::: GIVEN DATA

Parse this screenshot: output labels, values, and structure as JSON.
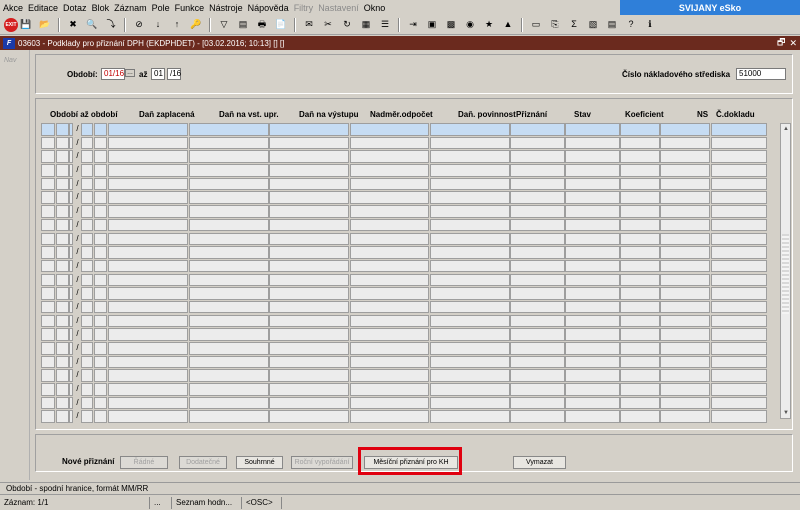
{
  "menu": {
    "items": [
      {
        "label": "Akce",
        "disabled": false
      },
      {
        "label": "Editace",
        "disabled": false
      },
      {
        "label": "Dotaz",
        "disabled": false
      },
      {
        "label": "Blok",
        "disabled": false
      },
      {
        "label": "Záznam",
        "disabled": false
      },
      {
        "label": "Pole",
        "disabled": false
      },
      {
        "label": "Funkce",
        "disabled": false
      },
      {
        "label": "Nástroje",
        "disabled": false
      },
      {
        "label": "Nápověda",
        "disabled": false
      },
      {
        "label": "Filtry",
        "disabled": true
      },
      {
        "label": "Nastavení",
        "disabled": true
      },
      {
        "label": "Okno",
        "disabled": false
      }
    ]
  },
  "brand": "SVIJANY eSko",
  "toolbar": {
    "exit_label": "EXIT",
    "icons": [
      "save-icon",
      "folder-icon",
      "clear-icon",
      "find-icon",
      "execute-query-icon",
      "cancel-query-icon",
      "sort-asc-icon",
      "sort-desc-icon",
      "key-icon",
      "filter-icon",
      "bars-icon",
      "print-icon",
      "doc-icon",
      "mail-icon",
      "cut-icon",
      "refresh-icon",
      "grid-icon",
      "list-icon",
      "export-icon",
      "calendar-icon",
      "calculator-icon",
      "globe-icon",
      "star-icon",
      "chart-icon",
      "window-icon",
      "copy-icon",
      "sum-icon",
      "excel-icon",
      "table-icon",
      "help-icon",
      "info-icon"
    ]
  },
  "window": {
    "title": "03603 - Podklady pro přiznání DPH (EKDPHDET) - [03.02.2016; 10:13] [] []",
    "nav_label": "Nav"
  },
  "header": {
    "obdobi_label": "Období:",
    "obdobi_from": "01/16",
    "az_label": "až",
    "obdobi_to_month": "01",
    "obdobi_to_year": "/16",
    "center_label": "Číslo nákladového střediska",
    "center_value": "51000"
  },
  "grid": {
    "columns": [
      "Období až období",
      "Daň zaplacená",
      "Daň na vst. upr.",
      "Daň na výstupu",
      "Nadměr.odpočet",
      "Daň. povinnost",
      "Přiznání",
      "Stav",
      "Koeficient",
      "NS",
      "Č.dokladu"
    ],
    "row_count": 22,
    "selected_row": 1
  },
  "actions": {
    "section_label": "Nové přiznání",
    "buttons": [
      {
        "label": "Řádné",
        "enabled": false
      },
      {
        "label": "Dodatečné",
        "enabled": false
      },
      {
        "label": "Souhrnné",
        "enabled": true
      },
      {
        "label": "Roční vypořádání",
        "enabled": false
      },
      {
        "label": "Měsíční přiznání pro KH",
        "enabled": true
      },
      {
        "label": "Vymazat",
        "enabled": true
      }
    ]
  },
  "hint": "Období - spodní hranice, formát MM/RR",
  "status": {
    "record": "Záznam: 1/1",
    "dots": "...",
    "list": "Seznam hodn...",
    "osc": "<OSC>"
  },
  "colors": {
    "highlight": "#e0000f",
    "title_bar": "#6b2a1e",
    "brand": "#2f7fd9",
    "selected_row": "#c6dcf3"
  }
}
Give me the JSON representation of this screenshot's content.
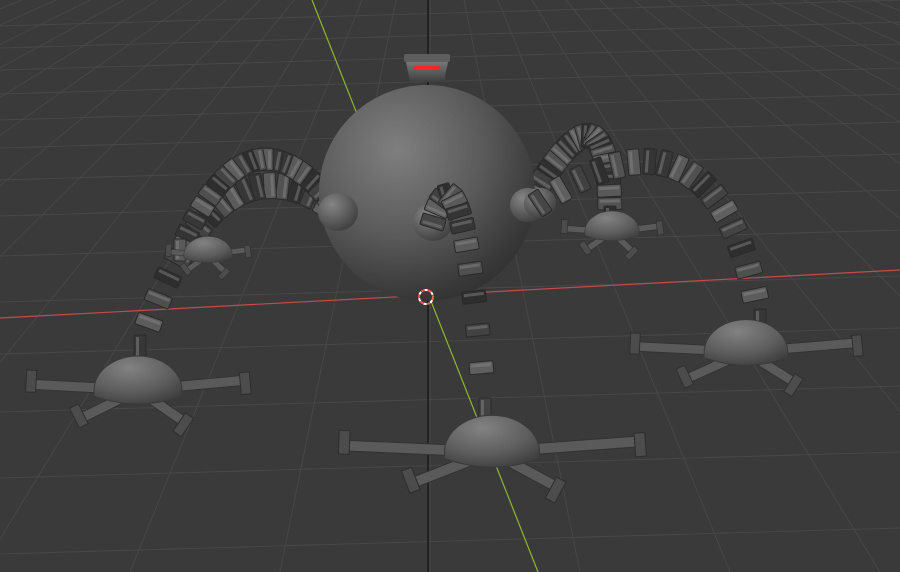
{
  "viewport": {
    "background_color": "#3a3a3a",
    "grid_line_color": "#474747",
    "x_axis_color": "#c84a4a",
    "y_axis_color": "#8fb52e",
    "z_axis_color": "#111111",
    "cursor_colors": [
      "#ff5a4a",
      "#ffffff"
    ]
  },
  "scene": {
    "object": "spider-robot",
    "body_color": "#5a5a5a",
    "eye_light_color": "#ff2424",
    "leg_count": 5,
    "segment_counts": [
      18,
      22,
      14,
      18,
      20
    ]
  }
}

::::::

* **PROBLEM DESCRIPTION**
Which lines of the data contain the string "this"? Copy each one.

* **YOUR SOLUTION**
Parse this screenshot: output labels, values, and structure as JSON.
Give me the JSON representation of this screenshot's content.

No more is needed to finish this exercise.